At the same time, though, the outgoing conservative government has proposed raising the deductible amount on taxable net worth to NOK 1.6 million per person, thus NOK 3.2 million for couples. The actual tax rate on remaining taxable net worth is set to remain at the current 0.85 percent.

These and other tax hikes are all aimed at making sure Norway has the resources for a sustainable welfare state. Spending proposals, meanwhile, include nearly NOK 53 billion for “district development,” possibly another offensive strike at the rural-oriented Center Party. Defense spending is due to rise again, to around NOK 69 billion, while NOK 800 million is earmarked for programs aimed at making sure more young Norwegians complete high school.
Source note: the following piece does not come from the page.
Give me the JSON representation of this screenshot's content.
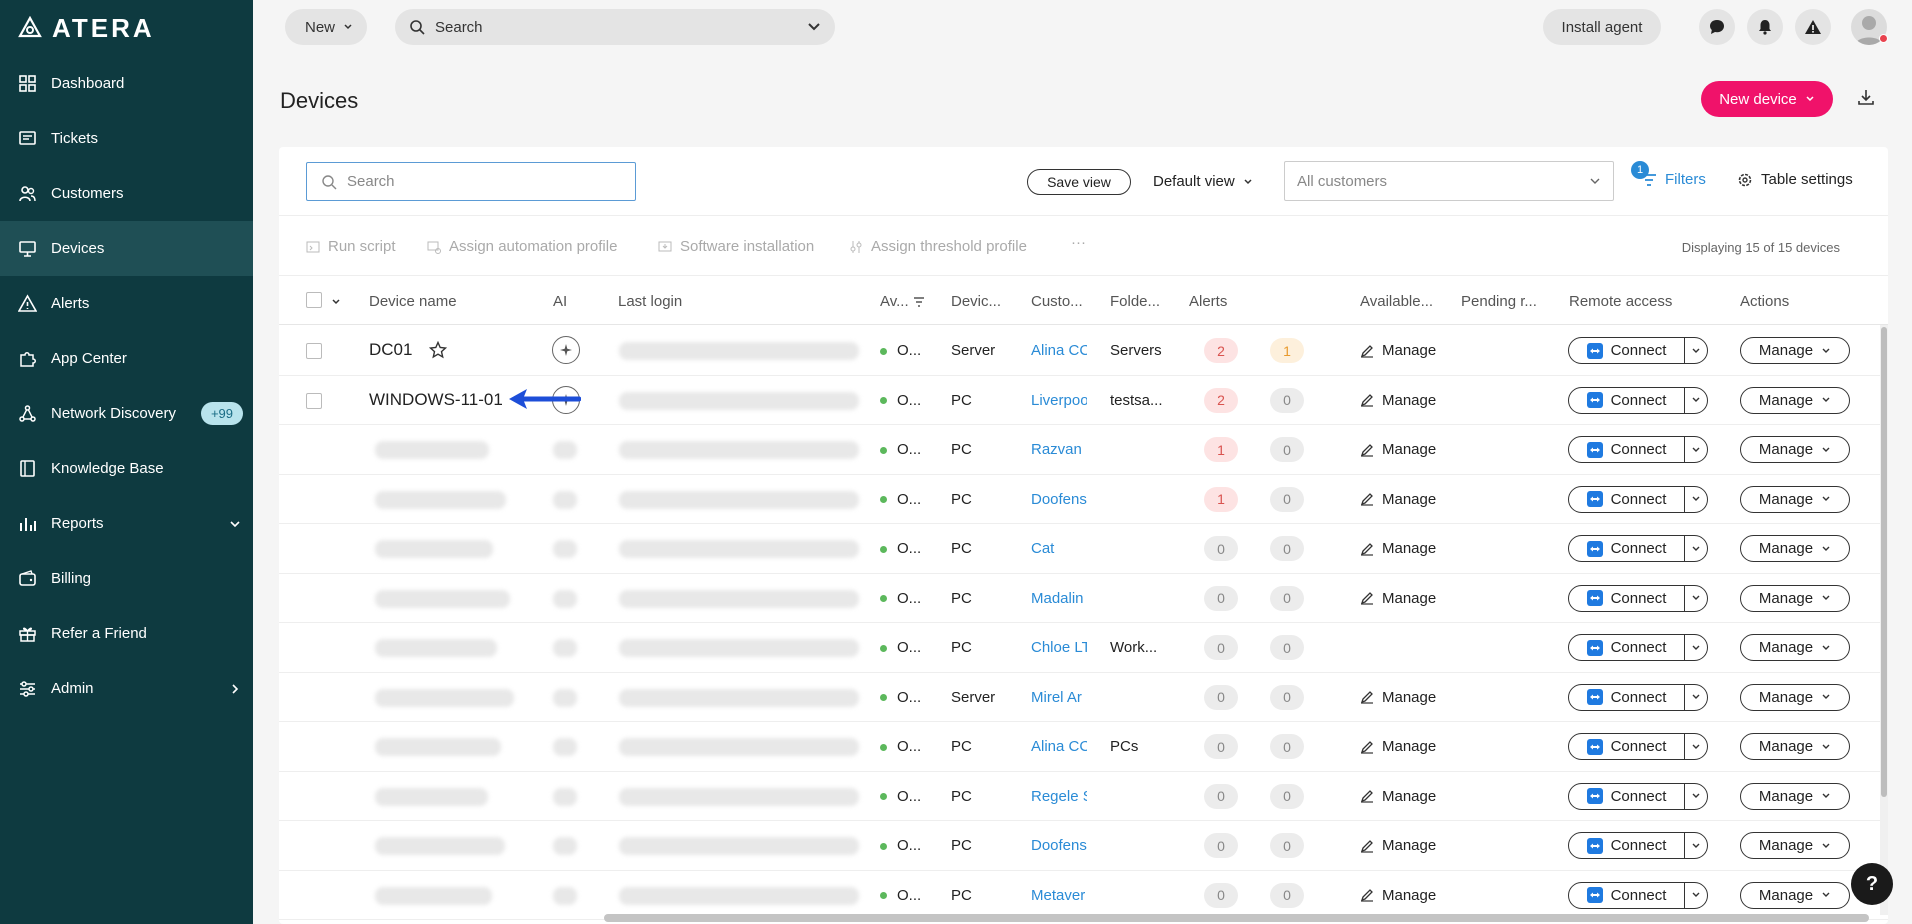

Another NOK 243 million was proposed to fund a new search and rescue helicopter base in Tromsø in Northern Norway, while NOK 2 billion was set aside for local governments around the country to spend in line with local needs. The outgoing government urges an end to Corona compensation programs, while the Labour Party want to keep funding them through the end of the year.

Debate over the state budget is due to begin next week, after Labour Party leader Jonas Gahr Støre presents his new government coalition platform and all the new ministers involved. Some commentators predict around NOK 10 billion may be shifted around, but there won’t be time to make massive changes in the budget. Next year the new government will get its first chance to present its own state budget, with all the political priorities it entails.

newsinenglish.no/Nina Berglund